## [Problem to solve]
Gather the lines below that include the string "icon", copying each in full.

-- Opening Marker --

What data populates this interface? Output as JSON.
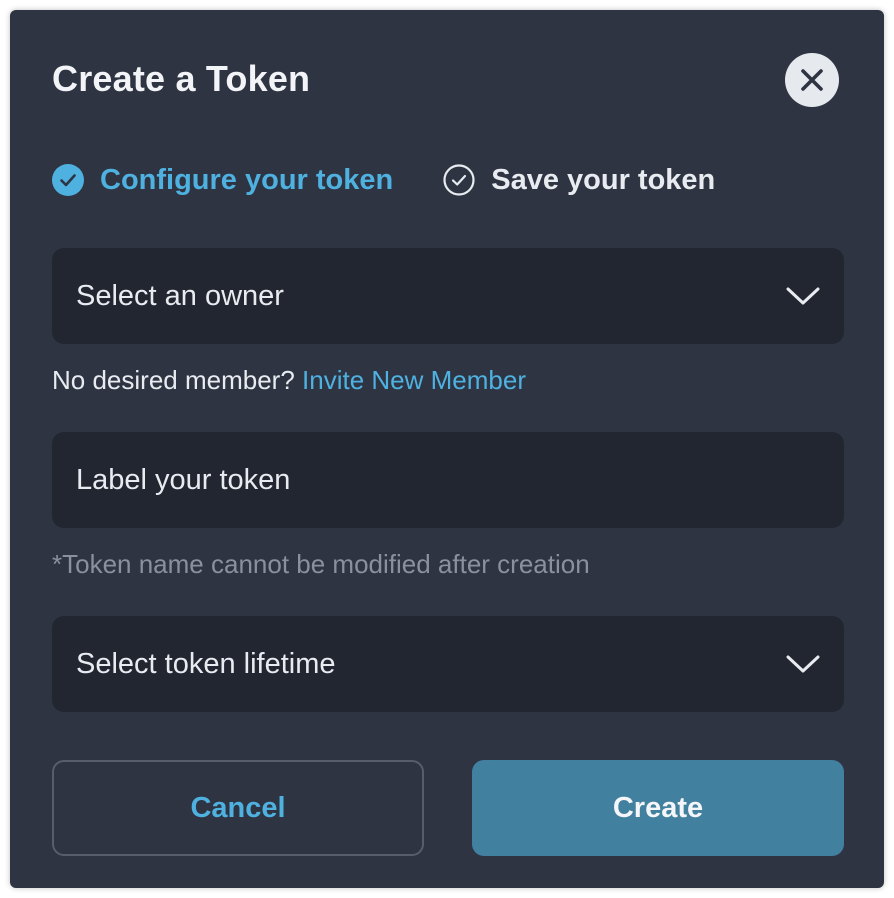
{
  "dialog": {
    "title": "Create a Token",
    "close_icon": "close-icon"
  },
  "steps": [
    {
      "label": "Configure your token",
      "state": "active",
      "icon": "check-circle-filled-icon"
    },
    {
      "label": "Save your token",
      "state": "inactive",
      "icon": "check-circle-outline-icon"
    }
  ],
  "owner_select": {
    "placeholder": "Select an owner",
    "icon": "chevron-down-icon"
  },
  "member_help": {
    "text": "No desired member?",
    "link": "Invite New Member"
  },
  "label_input": {
    "placeholder": "Label your token",
    "value": ""
  },
  "label_note": "*Token name cannot be modified after creation",
  "lifetime_select": {
    "placeholder": "Select token lifetime",
    "icon": "chevron-down-icon"
  },
  "actions": {
    "cancel_label": "Cancel",
    "create_label": "Create"
  },
  "colors": {
    "background": "#2e3442",
    "field": "#222631",
    "accent": "#4eb1e0",
    "primary_button": "#42809f"
  }
}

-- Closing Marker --

## [Reply]
    "close_icon": "close-icon"
      "icon": "check-circle-filled-icon"
      "icon": "check-circle-outline-icon"
    "icon": "chevron-down-icon"
    "icon": "chevron-down-icon"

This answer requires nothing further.